WORK INSTRUCTION:
Everything in the records below except the images should be output exactly as written.

═══

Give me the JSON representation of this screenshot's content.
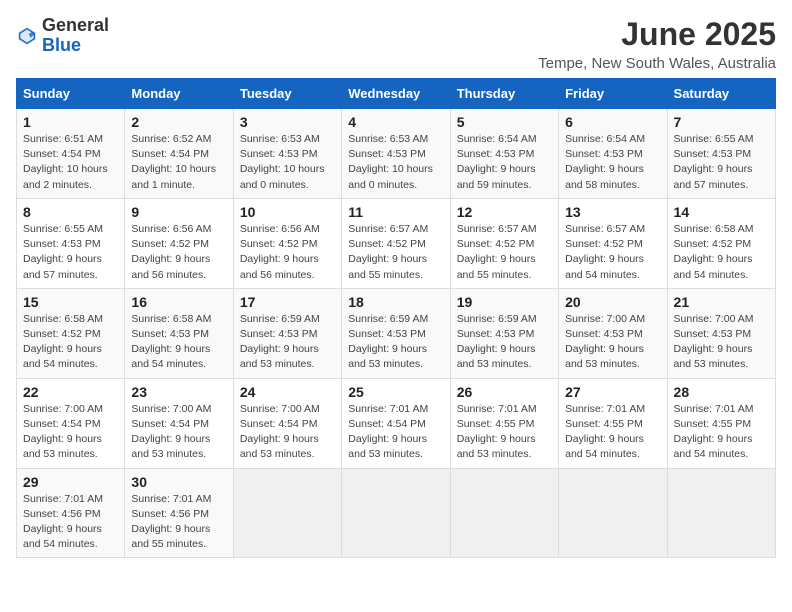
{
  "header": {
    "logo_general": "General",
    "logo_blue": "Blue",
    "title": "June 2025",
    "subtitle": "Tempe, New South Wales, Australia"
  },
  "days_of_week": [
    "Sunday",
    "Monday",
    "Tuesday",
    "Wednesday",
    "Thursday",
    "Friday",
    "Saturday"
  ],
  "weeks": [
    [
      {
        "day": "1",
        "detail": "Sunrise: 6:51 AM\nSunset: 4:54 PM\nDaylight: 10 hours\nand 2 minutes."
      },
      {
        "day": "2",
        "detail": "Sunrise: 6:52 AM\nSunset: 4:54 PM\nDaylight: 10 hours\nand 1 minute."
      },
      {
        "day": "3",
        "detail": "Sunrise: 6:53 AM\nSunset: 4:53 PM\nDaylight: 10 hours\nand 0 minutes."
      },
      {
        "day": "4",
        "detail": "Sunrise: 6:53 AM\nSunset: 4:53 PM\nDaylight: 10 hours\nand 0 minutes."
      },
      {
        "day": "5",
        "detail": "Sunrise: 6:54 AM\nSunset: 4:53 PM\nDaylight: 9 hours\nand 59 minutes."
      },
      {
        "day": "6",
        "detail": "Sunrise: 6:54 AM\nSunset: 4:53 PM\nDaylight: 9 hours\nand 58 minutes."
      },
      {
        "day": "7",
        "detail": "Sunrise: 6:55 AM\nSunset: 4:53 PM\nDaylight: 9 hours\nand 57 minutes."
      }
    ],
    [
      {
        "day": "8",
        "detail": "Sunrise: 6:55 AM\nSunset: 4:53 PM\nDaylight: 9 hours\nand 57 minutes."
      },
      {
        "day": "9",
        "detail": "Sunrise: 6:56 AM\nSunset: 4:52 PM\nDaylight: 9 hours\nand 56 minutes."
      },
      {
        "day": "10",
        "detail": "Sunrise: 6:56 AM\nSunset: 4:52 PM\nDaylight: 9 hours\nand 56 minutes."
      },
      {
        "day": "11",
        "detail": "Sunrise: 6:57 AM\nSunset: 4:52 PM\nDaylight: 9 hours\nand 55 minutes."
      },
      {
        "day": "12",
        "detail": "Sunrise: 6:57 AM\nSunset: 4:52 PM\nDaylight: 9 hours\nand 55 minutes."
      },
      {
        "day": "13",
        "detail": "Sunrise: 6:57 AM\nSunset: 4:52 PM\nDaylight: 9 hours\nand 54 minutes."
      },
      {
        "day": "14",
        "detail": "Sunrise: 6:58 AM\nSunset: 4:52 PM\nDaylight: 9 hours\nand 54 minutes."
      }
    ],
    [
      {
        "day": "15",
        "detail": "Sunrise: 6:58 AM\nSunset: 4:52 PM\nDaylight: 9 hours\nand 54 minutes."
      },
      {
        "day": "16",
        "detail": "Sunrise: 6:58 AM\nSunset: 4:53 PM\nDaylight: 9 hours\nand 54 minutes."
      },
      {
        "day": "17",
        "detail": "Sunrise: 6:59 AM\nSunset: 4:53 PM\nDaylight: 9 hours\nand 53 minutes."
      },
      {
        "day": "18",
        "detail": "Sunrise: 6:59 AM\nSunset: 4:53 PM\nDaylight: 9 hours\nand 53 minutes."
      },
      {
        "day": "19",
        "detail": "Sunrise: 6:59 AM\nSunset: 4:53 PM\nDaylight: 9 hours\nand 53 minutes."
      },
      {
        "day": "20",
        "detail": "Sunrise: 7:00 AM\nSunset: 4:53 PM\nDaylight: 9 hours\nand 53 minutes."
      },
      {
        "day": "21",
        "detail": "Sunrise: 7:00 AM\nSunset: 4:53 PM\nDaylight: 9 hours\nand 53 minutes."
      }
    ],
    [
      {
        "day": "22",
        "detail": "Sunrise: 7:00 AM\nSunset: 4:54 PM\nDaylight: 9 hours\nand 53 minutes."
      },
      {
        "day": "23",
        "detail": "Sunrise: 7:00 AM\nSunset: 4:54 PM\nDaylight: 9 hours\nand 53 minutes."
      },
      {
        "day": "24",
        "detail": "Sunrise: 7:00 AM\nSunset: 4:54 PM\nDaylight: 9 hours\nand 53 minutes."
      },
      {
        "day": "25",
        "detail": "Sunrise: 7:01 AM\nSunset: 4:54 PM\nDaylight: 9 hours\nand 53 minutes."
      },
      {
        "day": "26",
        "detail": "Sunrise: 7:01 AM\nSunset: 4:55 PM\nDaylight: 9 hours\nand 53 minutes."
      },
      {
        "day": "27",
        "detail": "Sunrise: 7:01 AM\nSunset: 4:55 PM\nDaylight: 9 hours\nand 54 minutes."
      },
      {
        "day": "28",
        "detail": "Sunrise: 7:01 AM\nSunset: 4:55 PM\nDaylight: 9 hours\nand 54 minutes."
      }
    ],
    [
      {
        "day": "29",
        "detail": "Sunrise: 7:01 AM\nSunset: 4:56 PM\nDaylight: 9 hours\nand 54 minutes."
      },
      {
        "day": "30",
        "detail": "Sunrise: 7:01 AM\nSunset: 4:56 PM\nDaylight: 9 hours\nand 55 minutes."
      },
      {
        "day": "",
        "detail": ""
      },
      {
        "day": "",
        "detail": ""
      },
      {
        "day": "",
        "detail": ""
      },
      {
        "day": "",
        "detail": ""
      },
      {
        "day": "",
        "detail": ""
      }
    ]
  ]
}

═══

SOLUTION TO THIS TASK:
Give me the JSON representation of this screenshot's content.
{
  "header": {
    "logo_general": "General",
    "logo_blue": "Blue",
    "title": "June 2025",
    "subtitle": "Tempe, New South Wales, Australia"
  },
  "days_of_week": [
    "Sunday",
    "Monday",
    "Tuesday",
    "Wednesday",
    "Thursday",
    "Friday",
    "Saturday"
  ],
  "weeks": [
    [
      {
        "day": "1",
        "detail": "Sunrise: 6:51 AM\nSunset: 4:54 PM\nDaylight: 10 hours\nand 2 minutes."
      },
      {
        "day": "2",
        "detail": "Sunrise: 6:52 AM\nSunset: 4:54 PM\nDaylight: 10 hours\nand 1 minute."
      },
      {
        "day": "3",
        "detail": "Sunrise: 6:53 AM\nSunset: 4:53 PM\nDaylight: 10 hours\nand 0 minutes."
      },
      {
        "day": "4",
        "detail": "Sunrise: 6:53 AM\nSunset: 4:53 PM\nDaylight: 10 hours\nand 0 minutes."
      },
      {
        "day": "5",
        "detail": "Sunrise: 6:54 AM\nSunset: 4:53 PM\nDaylight: 9 hours\nand 59 minutes."
      },
      {
        "day": "6",
        "detail": "Sunrise: 6:54 AM\nSunset: 4:53 PM\nDaylight: 9 hours\nand 58 minutes."
      },
      {
        "day": "7",
        "detail": "Sunrise: 6:55 AM\nSunset: 4:53 PM\nDaylight: 9 hours\nand 57 minutes."
      }
    ],
    [
      {
        "day": "8",
        "detail": "Sunrise: 6:55 AM\nSunset: 4:53 PM\nDaylight: 9 hours\nand 57 minutes."
      },
      {
        "day": "9",
        "detail": "Sunrise: 6:56 AM\nSunset: 4:52 PM\nDaylight: 9 hours\nand 56 minutes."
      },
      {
        "day": "10",
        "detail": "Sunrise: 6:56 AM\nSunset: 4:52 PM\nDaylight: 9 hours\nand 56 minutes."
      },
      {
        "day": "11",
        "detail": "Sunrise: 6:57 AM\nSunset: 4:52 PM\nDaylight: 9 hours\nand 55 minutes."
      },
      {
        "day": "12",
        "detail": "Sunrise: 6:57 AM\nSunset: 4:52 PM\nDaylight: 9 hours\nand 55 minutes."
      },
      {
        "day": "13",
        "detail": "Sunrise: 6:57 AM\nSunset: 4:52 PM\nDaylight: 9 hours\nand 54 minutes."
      },
      {
        "day": "14",
        "detail": "Sunrise: 6:58 AM\nSunset: 4:52 PM\nDaylight: 9 hours\nand 54 minutes."
      }
    ],
    [
      {
        "day": "15",
        "detail": "Sunrise: 6:58 AM\nSunset: 4:52 PM\nDaylight: 9 hours\nand 54 minutes."
      },
      {
        "day": "16",
        "detail": "Sunrise: 6:58 AM\nSunset: 4:53 PM\nDaylight: 9 hours\nand 54 minutes."
      },
      {
        "day": "17",
        "detail": "Sunrise: 6:59 AM\nSunset: 4:53 PM\nDaylight: 9 hours\nand 53 minutes."
      },
      {
        "day": "18",
        "detail": "Sunrise: 6:59 AM\nSunset: 4:53 PM\nDaylight: 9 hours\nand 53 minutes."
      },
      {
        "day": "19",
        "detail": "Sunrise: 6:59 AM\nSunset: 4:53 PM\nDaylight: 9 hours\nand 53 minutes."
      },
      {
        "day": "20",
        "detail": "Sunrise: 7:00 AM\nSunset: 4:53 PM\nDaylight: 9 hours\nand 53 minutes."
      },
      {
        "day": "21",
        "detail": "Sunrise: 7:00 AM\nSunset: 4:53 PM\nDaylight: 9 hours\nand 53 minutes."
      }
    ],
    [
      {
        "day": "22",
        "detail": "Sunrise: 7:00 AM\nSunset: 4:54 PM\nDaylight: 9 hours\nand 53 minutes."
      },
      {
        "day": "23",
        "detail": "Sunrise: 7:00 AM\nSunset: 4:54 PM\nDaylight: 9 hours\nand 53 minutes."
      },
      {
        "day": "24",
        "detail": "Sunrise: 7:00 AM\nSunset: 4:54 PM\nDaylight: 9 hours\nand 53 minutes."
      },
      {
        "day": "25",
        "detail": "Sunrise: 7:01 AM\nSunset: 4:54 PM\nDaylight: 9 hours\nand 53 minutes."
      },
      {
        "day": "26",
        "detail": "Sunrise: 7:01 AM\nSunset: 4:55 PM\nDaylight: 9 hours\nand 53 minutes."
      },
      {
        "day": "27",
        "detail": "Sunrise: 7:01 AM\nSunset: 4:55 PM\nDaylight: 9 hours\nand 54 minutes."
      },
      {
        "day": "28",
        "detail": "Sunrise: 7:01 AM\nSunset: 4:55 PM\nDaylight: 9 hours\nand 54 minutes."
      }
    ],
    [
      {
        "day": "29",
        "detail": "Sunrise: 7:01 AM\nSunset: 4:56 PM\nDaylight: 9 hours\nand 54 minutes."
      },
      {
        "day": "30",
        "detail": "Sunrise: 7:01 AM\nSunset: 4:56 PM\nDaylight: 9 hours\nand 55 minutes."
      },
      {
        "day": "",
        "detail": ""
      },
      {
        "day": "",
        "detail": ""
      },
      {
        "day": "",
        "detail": ""
      },
      {
        "day": "",
        "detail": ""
      },
      {
        "day": "",
        "detail": ""
      }
    ]
  ]
}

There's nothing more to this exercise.